The wet mill consists of the aparatus on the left which removes the large "debris" such as rocks and other large objects and then sends the "slurry" to the aparatus on the right

The sands are brought to the top of the large rotating cylinder on top which consists  of mesh strainers which remove the large pieces

The "slurry" is pumped up to the cylindrical distributers on top which allow gravity to feed the "slurry" to the spiral sections

Michelle with Iluka's Mr. Ted Goodman who was our guide for the visit

Michelle next to a set of spiral separators

 


The spiral separators work because the less dense minerals are flung to the outside of the turn and removed as "tailings" and the heavy minerals stay to the inside and are collected and sent the the next set of spiral separators
After processing the "slurry" numerous times through spiral separators the wet mill product consists of about 86% heavy minerals.  The "tailings" consisting of lighter minerals (mostly quartz) is returned to the mined land and is covered with topsoil during the reclamation process.
Dry Mill Operations

Iluka's Dry Mill (prosessing plant)

The product from the wet mill is brought to the dry mill by large trucks. 

The first step at the dry mill is to rinse the concentrated heavy mineral sand with caustic soda to remove all organic components

After rinsing with caustic soda, the concentrated heavy mineral sand is heated to remove the water for the next steps in the process

The titanium oxide  minerals which are conductors (Illmentite, Leucoxene, and Rutile) are separated by an high voltage electrostatic process.

The non conductor minerals (Staurolite, Zircon, and Monazite) as well as any remaining nonconducter light light minerals such as quartz are also  isolated with this process.

The titanium oxide minerals are separated by a series of magnets.  The Illmenite is separed first with weaker magnets as Illmenite contains the most iron.

The Leucoxene is searated next by stronger magnets as Leucoxene has less iron than Illmentie.  The leaves the Rutile which is pure titanium oxide and is nonmagnetic.

Michelle checks out some of the equipment at the dry mill

The non conductor minerals (Staurolite, Zircon, and Monazite) are isolated by their different specific gravities by a combination of processes such as the shaker table on the left and more spiral separator stages in the far right.. 

These smaller spiral separator stages cotinue to refine the non conductor minerals.  The most valuable non conductor product is zircon which is used by the ceramics industry.  Stauolite is not produced as a product at Iluka but is produced at other mining operations and is used for sand blasting.  The Monazite is composed of  Thorium Phosphate and can be used as a fuel for nuclear power plants.

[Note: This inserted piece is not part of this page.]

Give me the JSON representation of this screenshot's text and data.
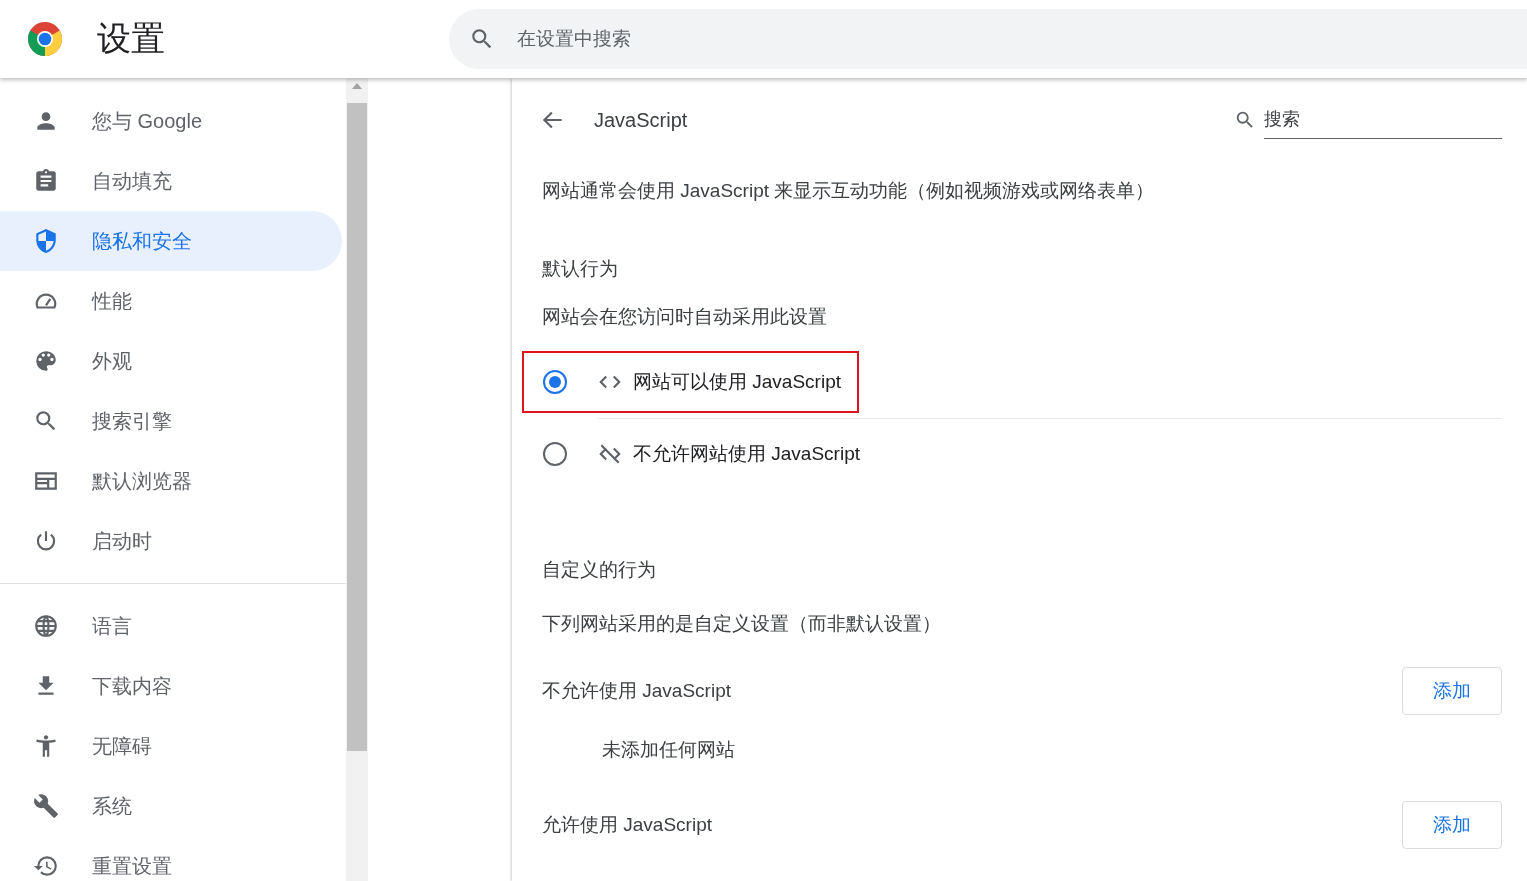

A settling tank is used to skim off any remaining quartz by injecting a slurry from the bottom of the tank upwards in to the tank.  The less dense quartz sinks more slowly than the more dense minerals (Stokes Law) and can be rmoved at the top of the tank.